■ **Directions**
Sift through the material below and return the lines with "reading".

┌─ Input material

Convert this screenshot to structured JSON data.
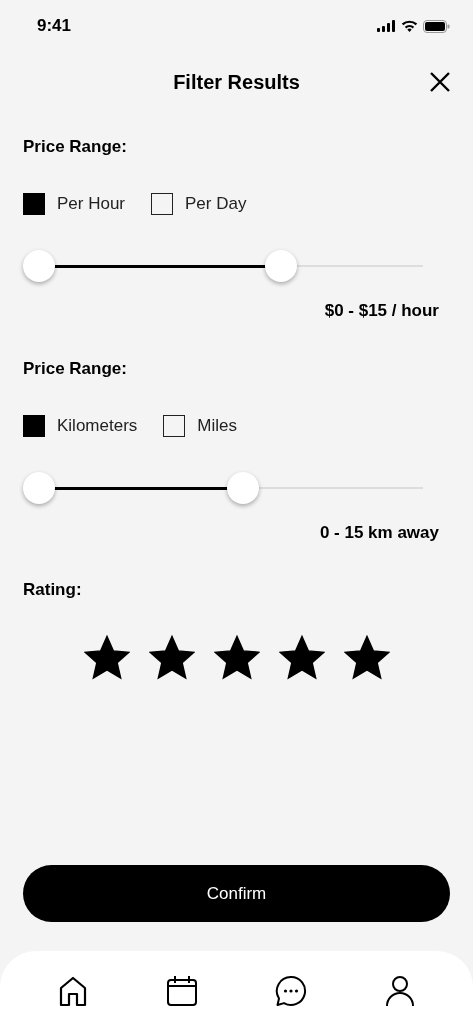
{
  "status_bar": {
    "time": "9:41"
  },
  "header": {
    "title": "Filter Results"
  },
  "sections": [
    {
      "label": "Price Range:",
      "options": [
        {
          "label": "Per Hour",
          "checked": true
        },
        {
          "label": "Per Day",
          "checked": false
        }
      ],
      "slider": {
        "thumbs": [
          {
            "level": 0
          },
          {
            "level": 0.63
          }
        ]
      },
      "reading": "$0 - $15 / hour"
    },
    {
      "label": "Price Range:",
      "options": [
        {
          "label": "Kilometers",
          "checked": true
        },
        {
          "label": "Miles",
          "checked": false
        }
      ],
      "slider": {
        "thumbs": [
          {
            "level": 0
          },
          {
            "level": 0.53
          }
        ]
      },
      "reading": "0 - 15 km away"
    }
  ],
  "rating": {
    "label": "Rating:",
    "stars": 5
  },
  "confirm_button": {
    "label": "Confirm"
  },
  "tab_bar": {
    "items": [
      {
        "kind": "home"
      },
      {
        "kind": "calendar"
      },
      {
        "kind": "chat"
      },
      {
        "kind": "profile"
      }
    ]
  }
}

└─

■ **Problem solution**
      "reading": "$0 - $15 / hour"
      "reading": "0 - 15 km away"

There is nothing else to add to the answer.